What distinguishes AI technology from traditional technologies in health care is the ability to gain information, process it and give a well-defined output to the end-user. AI does this through machine learning algorithms and deep learning. These algorithms can recognize patterns in behavior and create their own logic. In order to reduce the margin of error, AI algorithms need to be tested repeatedly. AI algorithms behave differently from humans in two ways:
- Algorithms are literal: if you set a goal, the algorithm can’t adjust itself and only understand what it has been told explicitly
- Some deep learning algorithms are black boxes; algorithms can predict with extreme precision, but not the cause or the why
Artificial intelligence simplifies the lives of patients, doctors and hospital administrators by performing tasks that are typically done by humans, but in less time and at a fraction of the cost.
Incomplete medical histories and large caseloads can lead to deadly human errors. Immune to those variables, AI can predict and diagnose disease at a faster rate than most medical professionals.
Application of AI in Healthcare
The drug development industry is bogged down by skyrocketing development costs and research that takes thousands of human hours. Due to breakthroughs in technology, biopharmaceutical companies are quickly taking notice of the efficiency, accuracy and knowledge that AI can provide.
One of the biggest AI breakthroughs in drug development came in 2007 when researchers tasked a robot named Adam with researching functions of yeast. Adam scoured billions of data points in public databases to hypothesize about the functions of 19 genes within yeast, predicting 9 new and accurate hypotheses.
In the healthcare industry, time is money. Efficiently providing a seamless patient experience allows hospitals; clinics and physicians to treat more patients on a daily basis.
New innovations in AI healthcare technology are streamlining the patient experience, helping hospital staff process millions, if not billions of data points, faster and more efficiently. Artificial intelligence (AI) aims to mimic human cognitive functions. It is bringing a paradigm shift to healthcare, powered by increasing availability of healthcare data and rapid progress of analytics techniques. Popular AI techniques include machine learning methods for structured data, such as the classical support vector machine and neural network, and the modern deep learning, as well as natural language processing for unstructured data. Major disease areas that use AI tools include cancer, neurology and cardiology.

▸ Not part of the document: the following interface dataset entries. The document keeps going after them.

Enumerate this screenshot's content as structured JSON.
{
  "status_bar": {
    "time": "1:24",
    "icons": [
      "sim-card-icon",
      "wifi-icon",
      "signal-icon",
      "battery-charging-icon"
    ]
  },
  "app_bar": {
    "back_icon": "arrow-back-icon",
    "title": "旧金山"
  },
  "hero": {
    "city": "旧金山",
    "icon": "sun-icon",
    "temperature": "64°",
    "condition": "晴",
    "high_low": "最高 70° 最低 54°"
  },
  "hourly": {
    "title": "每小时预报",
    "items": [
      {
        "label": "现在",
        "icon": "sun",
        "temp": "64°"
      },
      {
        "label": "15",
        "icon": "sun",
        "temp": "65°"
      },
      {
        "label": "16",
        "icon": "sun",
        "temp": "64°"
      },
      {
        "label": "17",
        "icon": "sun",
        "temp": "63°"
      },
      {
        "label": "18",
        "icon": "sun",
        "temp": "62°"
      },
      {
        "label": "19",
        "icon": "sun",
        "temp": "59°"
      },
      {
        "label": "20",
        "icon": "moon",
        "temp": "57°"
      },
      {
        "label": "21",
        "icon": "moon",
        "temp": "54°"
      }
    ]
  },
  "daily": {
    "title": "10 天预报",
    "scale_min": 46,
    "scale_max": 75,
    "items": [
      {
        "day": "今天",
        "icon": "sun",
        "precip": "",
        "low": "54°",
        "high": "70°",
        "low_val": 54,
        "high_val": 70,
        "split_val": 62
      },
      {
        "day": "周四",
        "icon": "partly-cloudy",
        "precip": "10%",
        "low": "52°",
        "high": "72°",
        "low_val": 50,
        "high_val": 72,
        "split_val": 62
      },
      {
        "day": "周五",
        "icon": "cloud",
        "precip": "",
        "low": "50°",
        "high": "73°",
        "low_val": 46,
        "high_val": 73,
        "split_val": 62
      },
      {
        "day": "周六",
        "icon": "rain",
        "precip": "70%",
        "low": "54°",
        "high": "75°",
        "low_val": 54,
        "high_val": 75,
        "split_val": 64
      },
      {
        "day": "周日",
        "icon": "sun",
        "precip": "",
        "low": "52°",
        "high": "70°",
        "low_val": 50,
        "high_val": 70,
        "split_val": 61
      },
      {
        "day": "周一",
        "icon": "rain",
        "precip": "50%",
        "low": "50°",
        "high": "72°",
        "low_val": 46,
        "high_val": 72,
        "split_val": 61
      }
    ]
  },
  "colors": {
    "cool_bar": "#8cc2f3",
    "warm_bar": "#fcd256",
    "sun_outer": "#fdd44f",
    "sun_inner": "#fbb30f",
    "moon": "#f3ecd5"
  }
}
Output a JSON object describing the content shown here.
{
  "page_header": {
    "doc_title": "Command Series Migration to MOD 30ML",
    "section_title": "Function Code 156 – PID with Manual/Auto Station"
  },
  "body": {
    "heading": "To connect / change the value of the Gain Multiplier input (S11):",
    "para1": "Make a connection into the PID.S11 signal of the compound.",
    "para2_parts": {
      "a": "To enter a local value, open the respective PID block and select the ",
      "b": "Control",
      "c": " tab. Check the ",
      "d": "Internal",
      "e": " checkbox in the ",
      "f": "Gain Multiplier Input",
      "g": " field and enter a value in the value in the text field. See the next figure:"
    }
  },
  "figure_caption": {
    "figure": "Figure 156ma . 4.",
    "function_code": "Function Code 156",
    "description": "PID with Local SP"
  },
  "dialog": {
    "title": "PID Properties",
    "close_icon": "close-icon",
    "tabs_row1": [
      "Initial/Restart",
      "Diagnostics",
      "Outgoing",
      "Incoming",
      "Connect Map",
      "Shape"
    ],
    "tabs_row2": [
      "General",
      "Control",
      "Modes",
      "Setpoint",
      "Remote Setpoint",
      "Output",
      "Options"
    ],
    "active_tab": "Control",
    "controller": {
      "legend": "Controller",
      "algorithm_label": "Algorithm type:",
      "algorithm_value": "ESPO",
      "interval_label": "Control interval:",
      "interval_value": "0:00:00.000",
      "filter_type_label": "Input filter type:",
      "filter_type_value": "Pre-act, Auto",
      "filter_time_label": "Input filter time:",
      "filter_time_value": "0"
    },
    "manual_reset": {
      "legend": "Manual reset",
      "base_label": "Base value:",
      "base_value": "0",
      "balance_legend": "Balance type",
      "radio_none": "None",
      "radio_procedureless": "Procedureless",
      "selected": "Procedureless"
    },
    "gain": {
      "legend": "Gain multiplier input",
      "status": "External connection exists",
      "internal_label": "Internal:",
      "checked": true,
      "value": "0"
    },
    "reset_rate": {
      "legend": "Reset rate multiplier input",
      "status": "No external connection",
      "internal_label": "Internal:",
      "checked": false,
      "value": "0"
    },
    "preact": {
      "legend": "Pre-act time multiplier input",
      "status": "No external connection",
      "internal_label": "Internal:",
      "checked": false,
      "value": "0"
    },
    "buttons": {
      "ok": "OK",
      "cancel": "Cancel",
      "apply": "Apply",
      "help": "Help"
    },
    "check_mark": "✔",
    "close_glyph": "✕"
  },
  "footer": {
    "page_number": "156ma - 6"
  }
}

The complexity and rise of data in healthcare means that artificial intelligence (AI) will increasingly be applied within the field. Several types of AI are already being employed by payers and providers of care, and life sciences companies. The key categories of applications involve diagnosis and treatment recommendations, patient engagement and adherence, and administrative activities. Although there are many instances in which AI can perform healthcare tasks as well or better than humans, implementation factors will prevent large-scale automation of healthcare professional jobs for a considerable period. Ethical issues in the application of AI to healthcare are also raised.